**Required action**: Quote the whole listing verbatim.

◇ ◇ ◇ ◇ ◇

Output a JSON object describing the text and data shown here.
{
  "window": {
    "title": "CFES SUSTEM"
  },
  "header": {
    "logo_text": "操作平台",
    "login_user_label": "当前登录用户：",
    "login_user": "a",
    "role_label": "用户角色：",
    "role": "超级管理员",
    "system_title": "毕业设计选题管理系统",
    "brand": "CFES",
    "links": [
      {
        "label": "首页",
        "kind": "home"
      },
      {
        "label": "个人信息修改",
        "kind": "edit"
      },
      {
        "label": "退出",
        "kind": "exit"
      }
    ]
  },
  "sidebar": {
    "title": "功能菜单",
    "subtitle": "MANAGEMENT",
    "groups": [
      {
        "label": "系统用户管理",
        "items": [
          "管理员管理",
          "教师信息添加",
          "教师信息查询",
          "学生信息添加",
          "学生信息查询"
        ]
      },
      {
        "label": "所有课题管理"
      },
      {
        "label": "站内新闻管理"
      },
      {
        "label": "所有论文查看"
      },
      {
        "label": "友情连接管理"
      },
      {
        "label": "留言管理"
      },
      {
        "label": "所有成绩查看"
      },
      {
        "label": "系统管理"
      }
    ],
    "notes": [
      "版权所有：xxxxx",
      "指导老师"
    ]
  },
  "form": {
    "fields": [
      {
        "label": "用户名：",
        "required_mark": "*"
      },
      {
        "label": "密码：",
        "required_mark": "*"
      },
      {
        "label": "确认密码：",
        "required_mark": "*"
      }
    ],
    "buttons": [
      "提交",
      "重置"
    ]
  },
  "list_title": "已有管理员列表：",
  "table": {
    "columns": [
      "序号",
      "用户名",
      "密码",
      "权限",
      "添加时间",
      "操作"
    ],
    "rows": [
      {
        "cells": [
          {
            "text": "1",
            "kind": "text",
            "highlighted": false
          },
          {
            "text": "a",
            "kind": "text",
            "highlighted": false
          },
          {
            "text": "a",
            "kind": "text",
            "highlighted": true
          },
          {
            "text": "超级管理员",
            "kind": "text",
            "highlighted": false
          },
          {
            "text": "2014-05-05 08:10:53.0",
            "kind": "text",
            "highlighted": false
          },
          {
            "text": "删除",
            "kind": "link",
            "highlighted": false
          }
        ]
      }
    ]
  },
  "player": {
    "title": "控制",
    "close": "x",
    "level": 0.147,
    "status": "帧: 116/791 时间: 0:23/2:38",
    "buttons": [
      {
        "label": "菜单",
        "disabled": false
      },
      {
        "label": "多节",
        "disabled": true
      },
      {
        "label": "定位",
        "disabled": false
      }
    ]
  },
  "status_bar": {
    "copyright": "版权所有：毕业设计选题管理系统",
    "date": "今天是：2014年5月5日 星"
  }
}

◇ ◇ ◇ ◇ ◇

**Solution to the exercise**:
Output a JSON object describing the text and data shown here.
{
  "window": {
    "title": "CFES SUSTEM"
  },
  "header": {
    "logo_text": "操作平台",
    "login_user_label": "当前登录用户：",
    "login_user": "a",
    "role_label": "用户角色：",
    "role": "超级管理员",
    "system_title": "毕业设计选题管理系统",
    "brand": "CFES",
    "links": [
      {
        "label": "首页",
        "kind": "home"
      },
      {
        "label": "个人信息修改",
        "kind": "edit"
      },
      {
        "label": "退出",
        "kind": "exit"
      }
    ]
  },
  "sidebar": {
    "title": "功能菜单",
    "subtitle": "MANAGEMENT",
    "groups": [
      {
        "label": "系统用户管理",
        "items": [
          "管理员管理",
          "教师信息添加",
          "教师信息查询",
          "学生信息添加",
          "学生信息查询"
        ]
      },
      {
        "label": "所有课题管理"
      },
      {
        "label": "站内新闻管理"
      },
      {
        "label": "所有论文查看"
      },
      {
        "label": "友情连接管理"
      },
      {
        "label": "留言管理"
      },
      {
        "label": "所有成绩查看"
      },
      {
        "label": "系统管理"
      }
    ],
    "notes": [
      "版权所有：xxxxx",
      "指导老师"
    ]
  },
  "form": {
    "fields": [
      {
        "label": "用户名：",
        "required_mark": "*"
      },
      {
        "label": "密码：",
        "required_mark": "*"
      },
      {
        "label": "确认密码：",
        "required_mark": "*"
      }
    ],
    "buttons": [
      "提交",
      "重置"
    ]
  },
  "list_title": "已有管理员列表：",
  "table": {
    "columns": [
      "序号",
      "用户名",
      "密码",
      "权限",
      "添加时间",
      "操作"
    ],
    "rows": [
      {
        "cells": [
          {
            "text": "1",
            "kind": "text",
            "highlighted": false
          },
          {
            "text": "a",
            "kind": "text",
            "highlighted": false
          },
          {
            "text": "a",
            "kind": "text",
            "highlighted": true
          },
          {
            "text": "超级管理员",
            "kind": "text",
            "highlighted": false
          },
          {
            "text": "2014-05-05 08:10:53.0",
            "kind": "text",
            "highlighted": false
          },
          {
            "text": "删除",
            "kind": "link",
            "highlighted": false
          }
        ]
      }
    ]
  },
  "player": {
    "title": "控制",
    "close": "x",
    "level": 0.147,
    "status": "帧: 116/791 时间: 0:23/2:38",
    "buttons": [
      {
        "label": "菜单",
        "disabled": false
      },
      {
        "label": "多节",
        "disabled": true
      },
      {
        "label": "定位",
        "disabled": false
      }
    ]
  },
  "status_bar": {
    "copyright": "版权所有：毕业设计选题管理系统",
    "date": "今天是：2014年5月5日 星"
  }
}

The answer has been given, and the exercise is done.